_ENTRIES SUPPLIED_
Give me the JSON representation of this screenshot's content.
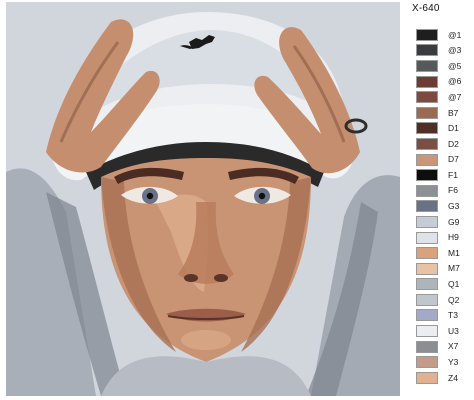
{
  "product": {
    "code": "X-640",
    "artwork_subject": "portrait"
  },
  "palette": [
    {
      "label": "@1",
      "color": "#1e1e1e"
    },
    {
      "label": "@3",
      "color": "#3a3d40"
    },
    {
      "label": "@5",
      "color": "#55595c"
    },
    {
      "label": "@6",
      "color": "#6b3b34"
    },
    {
      "label": "@7",
      "color": "#7d4a40"
    },
    {
      "label": "B7",
      "color": "#9a6a52"
    },
    {
      "label": "D1",
      "color": "#4e2e25"
    },
    {
      "label": "D2",
      "color": "#7a4e42"
    },
    {
      "label": "D7",
      "color": "#c9967a"
    },
    {
      "label": "F1",
      "color": "#0e0e0e"
    },
    {
      "label": "F6",
      "color": "#8d9096"
    },
    {
      "label": "G3",
      "color": "#6a7286"
    },
    {
      "label": "G9",
      "color": "#c5ccd6"
    },
    {
      "label": "H9",
      "color": "#dfe3e8"
    },
    {
      "label": "M1",
      "color": "#d9a27c"
    },
    {
      "label": "M7",
      "color": "#e7c2a6"
    },
    {
      "label": "Q1",
      "color": "#aeb4bb"
    },
    {
      "label": "Q2",
      "color": "#c1c6cd"
    },
    {
      "label": "T3",
      "color": "#a3a9c7"
    },
    {
      "label": "U3",
      "color": "#ecedf0"
    },
    {
      "label": "X7",
      "color": "#8c8f92"
    },
    {
      "label": "Y3",
      "color": "#c49b88"
    },
    {
      "label": "Z4",
      "color": "#e3b090"
    }
  ]
}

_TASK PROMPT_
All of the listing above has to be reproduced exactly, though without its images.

_ANSWER SPACE_
Give me the JSON representation of this screenshot's content.
{
  "product": {
    "code": "X-640",
    "artwork_subject": "portrait"
  },
  "palette": [
    {
      "label": "@1",
      "color": "#1e1e1e"
    },
    {
      "label": "@3",
      "color": "#3a3d40"
    },
    {
      "label": "@5",
      "color": "#55595c"
    },
    {
      "label": "@6",
      "color": "#6b3b34"
    },
    {
      "label": "@7",
      "color": "#7d4a40"
    },
    {
      "label": "B7",
      "color": "#9a6a52"
    },
    {
      "label": "D1",
      "color": "#4e2e25"
    },
    {
      "label": "D2",
      "color": "#7a4e42"
    },
    {
      "label": "D7",
      "color": "#c9967a"
    },
    {
      "label": "F1",
      "color": "#0e0e0e"
    },
    {
      "label": "F6",
      "color": "#8d9096"
    },
    {
      "label": "G3",
      "color": "#6a7286"
    },
    {
      "label": "G9",
      "color": "#c5ccd6"
    },
    {
      "label": "H9",
      "color": "#dfe3e8"
    },
    {
      "label": "M1",
      "color": "#d9a27c"
    },
    {
      "label": "M7",
      "color": "#e7c2a6"
    },
    {
      "label": "Q1",
      "color": "#aeb4bb"
    },
    {
      "label": "Q2",
      "color": "#c1c6cd"
    },
    {
      "label": "T3",
      "color": "#a3a9c7"
    },
    {
      "label": "U3",
      "color": "#ecedf0"
    },
    {
      "label": "X7",
      "color": "#8c8f92"
    },
    {
      "label": "Y3",
      "color": "#c49b88"
    },
    {
      "label": "Z4",
      "color": "#e3b090"
    }
  ]
}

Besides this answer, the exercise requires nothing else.